Individuals in California are fortunate to live in a state with a dynamic and robust business environment. Many people in the state are able to develop a long and profitable career during which they are able to buy a home, make investments into various accounts, and accumulate significant wealth. Most Californians who have found success in the state want to protect what they have worked for. Protecting one’s assets requires both short-run and long-term planning.

However, to be effective, estate planning must be tailored to the laws of the state. In California, this means that any estate plan must be designed in contemplation of California’s community property regime. A failure to understand and apply this fact can result in an ineffective plan or a plan that produces unexpected and undesired results.

The accountants of the Cook CPA Group can help individuals in California protect their assets during their lifetime. Furthermore, our accountants can assist with developing a plan that protects and supports your goals after you are gone. To schedule a free and confidential consultation, please call our accounting firm at 916-724-1665 or contact us online.

What Is Community Property?

Community property sounds like property that would belong to a community at-large.

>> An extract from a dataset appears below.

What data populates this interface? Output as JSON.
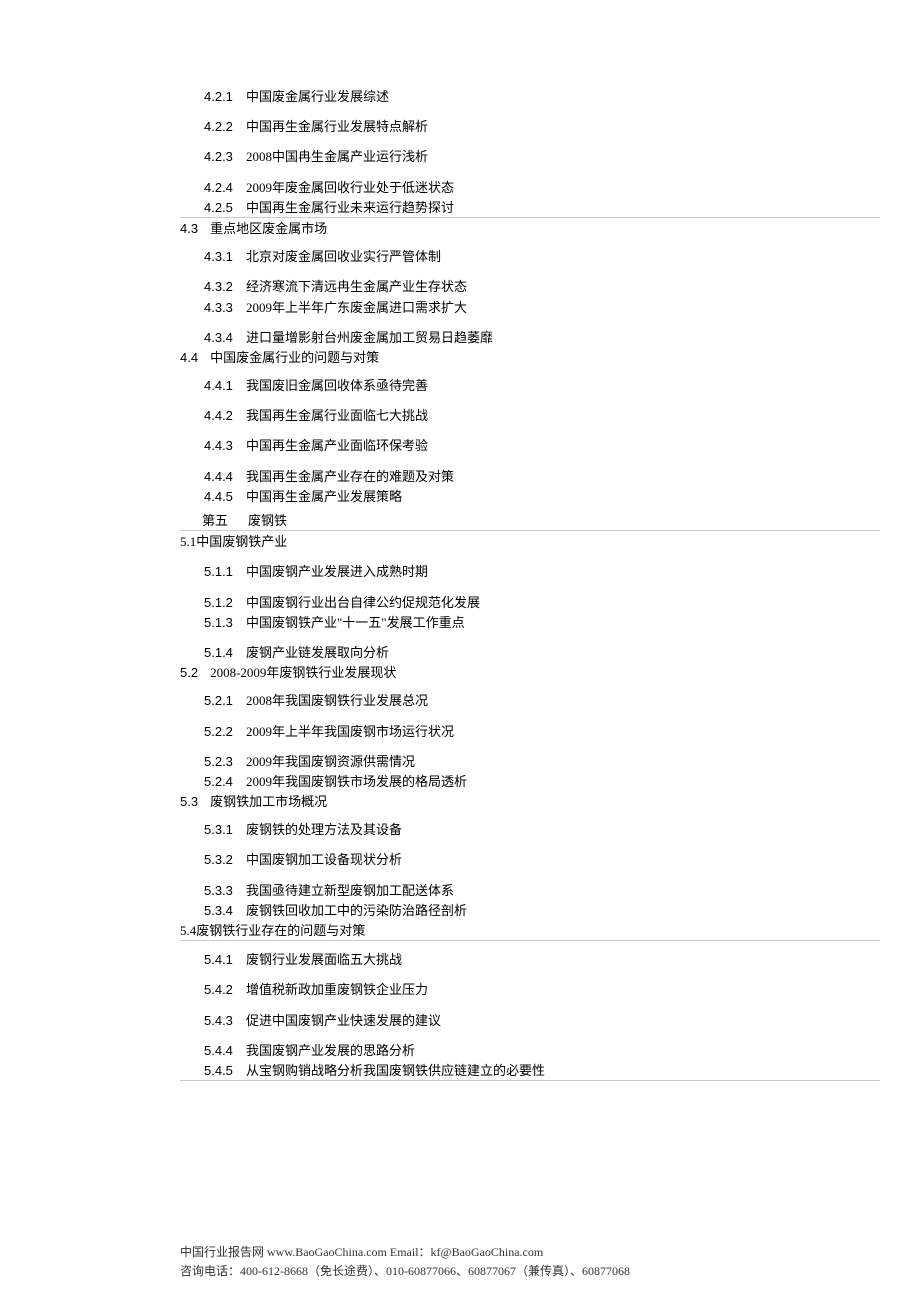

However, the name is somewhat misleading in this sense. Instead of referring to ownership of property society at-large, community property refers to the ownership of property by spouses. Property that is held jointly and equally by both spouses is considered community property. Property that is held individually by only one spouse is known as separate property.

What Rules Impact Whether Property is Community or Separate Property in California?

While there are general rules that can guide inquiries into whether property or an asset is community or separate property, it is important to recognize that there are some exceptions to these general rules. For instance, a married couple is free to make any agreement, such as a prenuptial agreement, that modifies the functioning of these general rules. In addition, special rules apply to inheritances and certain types of property.

However, the general rule is one that is fairly easy to follow. That is, the property that was obtained prior to a marriage is considered separate property. The assets and property that are obtained during the marriage are typically characterized as community property. A firm grasp of this concept is required to strategically develop an effective estate plan in California.

How Does Community Property Impact my Estate Planning Goals?

At the outset, it is important that an individual who is drafting an estate plan understands who owns what property. A general principle is that you cannot give away what you don’t own or distribute more than your ownership share. Therefore, an initial determination should include an inquiry to determine whether all conveyances are proper.

Furthermore, the community property regime can have a federal tax impact. If a minimum of one-half of the jointly held property is included in an estate plan, then federal tax law permits the inclusion of the full amount of community property to benefit from a stepped-up basis. However, one must weigh the risks of converting what would otherwise be community property to separate property. If the couple divorces, there is a greater risk that all or some of the property could be awarded to the other spouse.

estate planning

Cost basis is important because the basis is the acquisition cost of the property. The acquisition cost of the property is used when computing one’s capital gain and loss. A greater cost basis can reduce the capital gain realized and therefore result in reduced capital gain taxes when the gain is realized.

Work with Roseville-based Accountants Providing Estate Planning Services

If you are considering an estate plan to protect your assets, provide for loved ones after you have passed on, or to achieve other financial goals the accountants of the Cook CPA Group can help. To schedule a free and confidential initial estate planning consultation, please call 916-724-1665 or contact us online today.